§ Task instructions
Because the copy must hold no pictures, return the data below with all of its words intact.

*** Entries provided Section Begins ***

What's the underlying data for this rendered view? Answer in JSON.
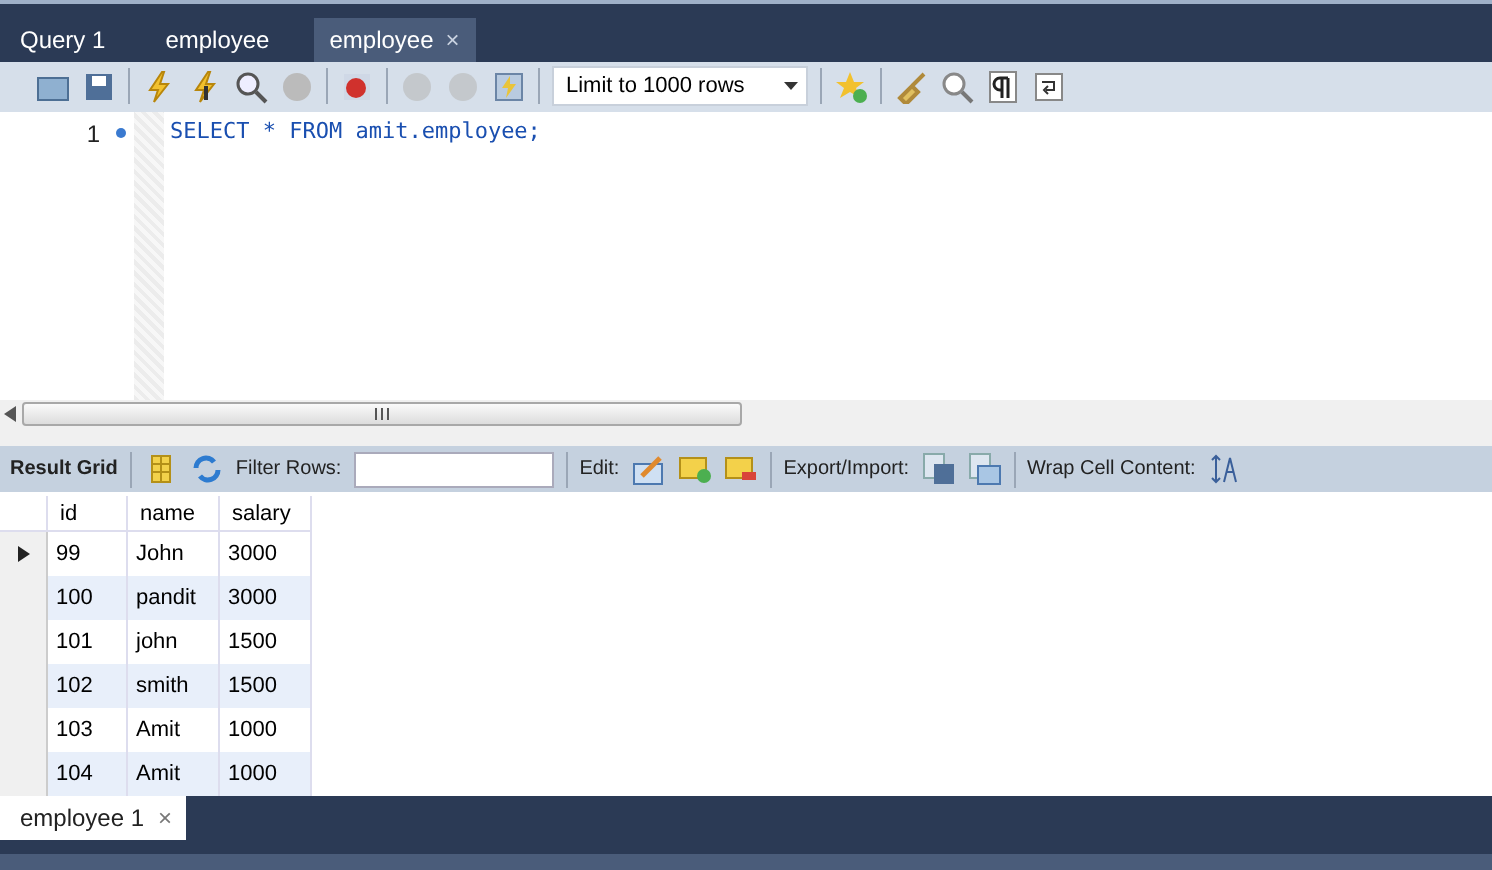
{
  "tabs": [
    {
      "label": "Query 1",
      "selected": false
    },
    {
      "label": "employee",
      "selected": false
    },
    {
      "label": "employee",
      "selected": true,
      "close": "×"
    }
  ],
  "toolbar": {
    "limit": "Limit to 1000 rows"
  },
  "editor": {
    "lines": [
      {
        "number": "1",
        "code": "SELECT * FROM amit.employee;"
      }
    ]
  },
  "result_toolbar": {
    "result_grid": "Result Grid",
    "filter_label": "Filter Rows:",
    "edit_label": "Edit:",
    "export_label": "Export/Import:",
    "wrap_label": "Wrap Cell Content:"
  },
  "grid": {
    "columns": [
      "id",
      "name",
      "salary"
    ],
    "rows": [
      {
        "cells": [
          "99",
          "John",
          "3000"
        ],
        "current": true
      },
      {
        "cells": [
          "100",
          "pandit",
          "3000"
        ],
        "current": false
      },
      {
        "cells": [
          "101",
          "john",
          "1500"
        ],
        "current": false
      },
      {
        "cells": [
          "102",
          "smith",
          "1500"
        ],
        "current": false
      },
      {
        "cells": [
          "103",
          "Amit",
          "1000"
        ],
        "current": false
      },
      {
        "cells": [
          "104",
          "Amit",
          "1000"
        ],
        "current": false
      }
    ]
  },
  "result_tabs": [
    {
      "label": "employee 1",
      "selected": true,
      "close": "×"
    }
  ]
}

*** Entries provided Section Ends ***

§ Response for this exercise
What's the underlying data for this rendered view? Answer in JSON.
{
  "tabs": [
    {
      "label": "Query 1",
      "selected": false
    },
    {
      "label": "employee",
      "selected": false
    },
    {
      "label": "employee",
      "selected": true,
      "close": "×"
    }
  ],
  "toolbar": {
    "limit": "Limit to 1000 rows"
  },
  "editor": {
    "lines": [
      {
        "number": "1",
        "code": "SELECT * FROM amit.employee;"
      }
    ]
  },
  "result_toolbar": {
    "result_grid": "Result Grid",
    "filter_label": "Filter Rows:",
    "edit_label": "Edit:",
    "export_label": "Export/Import:",
    "wrap_label": "Wrap Cell Content:"
  },
  "grid": {
    "columns": [
      "id",
      "name",
      "salary"
    ],
    "rows": [
      {
        "cells": [
          "99",
          "John",
          "3000"
        ],
        "current": true
      },
      {
        "cells": [
          "100",
          "pandit",
          "3000"
        ],
        "current": false
      },
      {
        "cells": [
          "101",
          "john",
          "1500"
        ],
        "current": false
      },
      {
        "cells": [
          "102",
          "smith",
          "1500"
        ],
        "current": false
      },
      {
        "cells": [
          "103",
          "Amit",
          "1000"
        ],
        "current": false
      },
      {
        "cells": [
          "104",
          "Amit",
          "1000"
        ],
        "current": false
      }
    ]
  },
  "result_tabs": [
    {
      "label": "employee 1",
      "selected": true,
      "close": "×"
    }
  ]
}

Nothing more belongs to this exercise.